We calculate the sample regression coefficients using the following formulas:
2
x
s
Y)cov(X,
b%
1
xbyb 10 &%
Example 17.1
An educational economist wants to establish the relationship between an individual’s income and
education. He takes a random sample of 10 individuals and asks for their income (in \$1,000s) and edu-
cation (in years). The results are shown below. Find the least squares regression line.
250
x (education) y (income)
11 25
12 33
11 22
15 41
8 18
10 28
11 32
12 24
17 53
11 26
Solution
Note that we’ve labeled education x and income y because income is affected by education. Our first
step is to calculate the sums, , , xi'xi

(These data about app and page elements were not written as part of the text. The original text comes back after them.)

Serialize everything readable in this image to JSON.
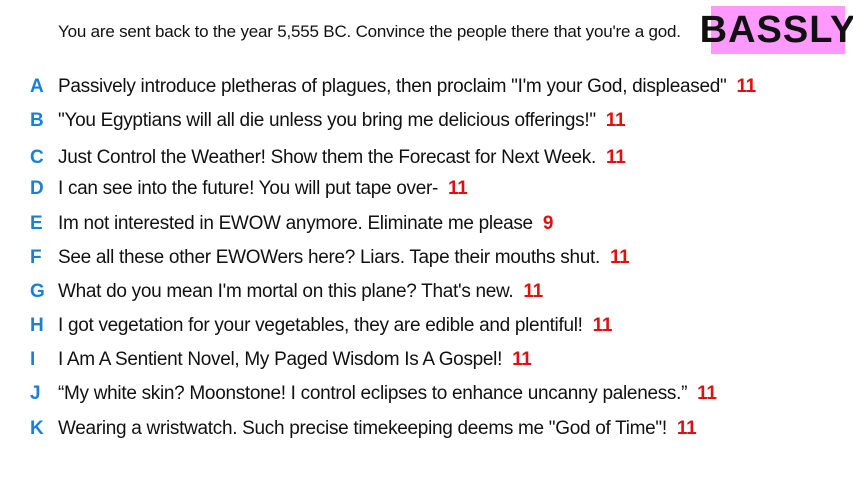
{
  "prompt": "You are sent back to the year 5,555 BC. Convince the people there that you're a god.",
  "badge": "BASSLY",
  "colors": {
    "letter": "#1a7fd6",
    "score": "#e01010",
    "badge_bg": "#ff99ff"
  },
  "responses": [
    {
      "letter": "A",
      "text": "Passively introduce pletheras of plagues, then proclaim \"I'm your God, displeased\"",
      "score": "11"
    },
    {
      "letter": "B",
      "text": "\"You Egyptians will all die unless you bring me delicious offerings!\"",
      "score": "11"
    },
    {
      "letter": "C",
      "text": "Just Control the Weather! Show them the Forecast for Next Week.",
      "score": "11"
    },
    {
      "letter": "D",
      "text": "I can see into the future! You will put tape over-",
      "score": "11"
    },
    {
      "letter": "E",
      "text": "Im not interested in EWOW anymore. Eliminate me please",
      "score": "9"
    },
    {
      "letter": "F",
      "text": "See all these other EWOWers here? Liars. Tape their mouths shut.",
      "score": "11"
    },
    {
      "letter": "G",
      "text": "What do you mean I'm mortal on this plane? That's new.",
      "score": "11"
    },
    {
      "letter": "H",
      "text": "I got vegetation for your vegetables, they are edible and plentiful!",
      "score": "11"
    },
    {
      "letter": "I",
      "text": "I Am A Sentient Novel, My Paged Wisdom Is A Gospel!",
      "score": "11"
    },
    {
      "letter": "J",
      "text": "“My white skin? Moonstone! I control eclipses to enhance uncanny paleness.”",
      "score": "11"
    },
    {
      "letter": "K",
      "text": "Wearing a wristwatch. Such precise timekeeping deems me \"God of Time\"!",
      "score": "11"
    }
  ]
}
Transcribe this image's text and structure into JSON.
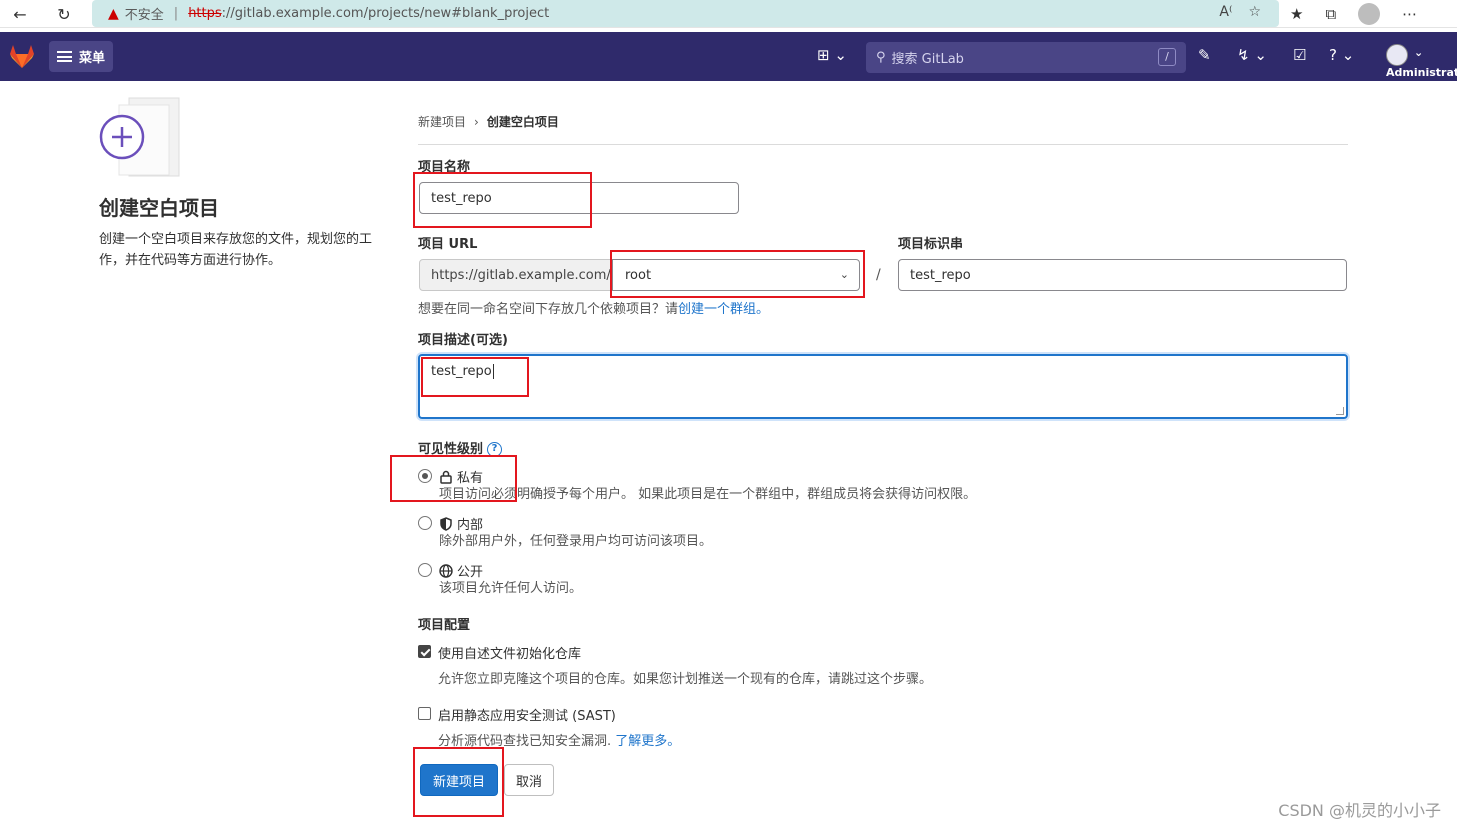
{
  "browser": {
    "insecure_label": "不安全",
    "url_scheme": "https",
    "url_rest": "://gitlab.example.com/projects/new#blank_project"
  },
  "header": {
    "menu_label": "菜单",
    "search_placeholder": "搜索 GitLab",
    "search_shortcut": "/",
    "user_name": "Administrator"
  },
  "left": {
    "title": "创建空白项目",
    "description": "创建一个空白项目来存放您的文件，规划您的工作，并在代码等方面进行协作。"
  },
  "breadcrumb": {
    "parent": "新建项目",
    "current": "创建空白项目"
  },
  "form": {
    "name_label": "项目名称",
    "name_value": "test_repo",
    "url_label": "项目 URL",
    "url_prefix": "https://gitlab.example.com/",
    "namespace_value": "root",
    "slug_label": "项目标识串",
    "slug_value": "test_repo",
    "help_text": "想要在同一命名空间下存放几个依赖项目？请",
    "help_link": "创建一个群组。",
    "desc_label": "项目描述(可选)",
    "desc_value": "test_repo",
    "visibility_label": "可见性级别",
    "visibility": [
      {
        "title": "私有",
        "desc": "项目访问必须明确授予每个用户。 如果此项目是在一个群组中，群组成员将会获得访问权限。",
        "icon": "lock-icon",
        "selected": true
      },
      {
        "title": "内部",
        "desc": "除外部用户外，任何登录用户均可访问该项目。",
        "icon": "shield-icon",
        "selected": false
      },
      {
        "title": "公开",
        "desc": "该项目允许任何人访问。",
        "icon": "globe-icon",
        "selected": false
      }
    ],
    "config_label": "项目配置",
    "readme_label": "使用自述文件初始化仓库",
    "readme_checked": true,
    "readme_desc": "允许您立即克隆这个项目的仓库。如果您计划推送一个现有的仓库，请跳过这个步骤。",
    "sast_label": "启用静态应用安全测试 (SAST)",
    "sast_checked": false,
    "sast_desc": "分析源代码查找已知安全漏洞.",
    "sast_link": "了解更多。",
    "create_button": "新建项目",
    "cancel_button": "取消"
  },
  "watermark": "CSDN @机灵的小小子",
  "colors": {
    "header_bg": "#2f2a6b",
    "primary": "#1f75cb",
    "annotation": "#e3161e"
  }
}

2
'yi
'
, yi
2
'
, and xi
'
yi. The sum is not required
in the least squares method but is usually needed for other techniques involved with regression. We find
yi
2
'
118%
'i
x
4501
2,xi%
'
302%
'i
y
07210
2,yi%
'
7793,yx ii %
'
Next, we compute the covariance and the variance of x:
1&
&&
%'
n
)yy)(xx(
)Y,Xcov( ii
(
(
)
*
+
+
,
-&
&
%''
'
n
yx
yx
n
ii
ii
1
1
(
)
*
+
,
-&
&
%10
)302)(118(
779,3
110
1
= 23.93
251
.
/
40.6
10
)118(
450,1
110
1
1
1
1
)(
s
2
2
2
2
2
x%
(
(
)
*
+
+
,
-&
&
%
(
(
(
)
*
+
+
+
,
-
&
&
%
&
&
%'''
n
x
x
nn
xx i
i
i
Therefore,
74.3
40.6
93.23
s
Y)cov(X,
2
x
1%%%b
The sample means are
8.11
10
118 %%% '
n
x
xi
2.30
10
302 %%% '
n
y
yi
We can now compute the y-intercept
b0 93.13)8.11)(74.3(2.30
1
&
%
&%&% xby
Thus, the least squares regression line is
x..y
ˆ7439313 \$&%
Example 17.2
Interpret the coefficients of Example 17.1.
Solution
The sample slope b1 = 3.74 tells us that on average for each additional year of education, an indi-
vidual’s income rises by \$3.74 thousand. The y-intercept is b = –13.93. It should be obvious that this
value has no meaning. Recall that whenever the range of the observed values of x does not include zero
it is usually pointless to try to interpret the meaning of the y-intercept.
0
252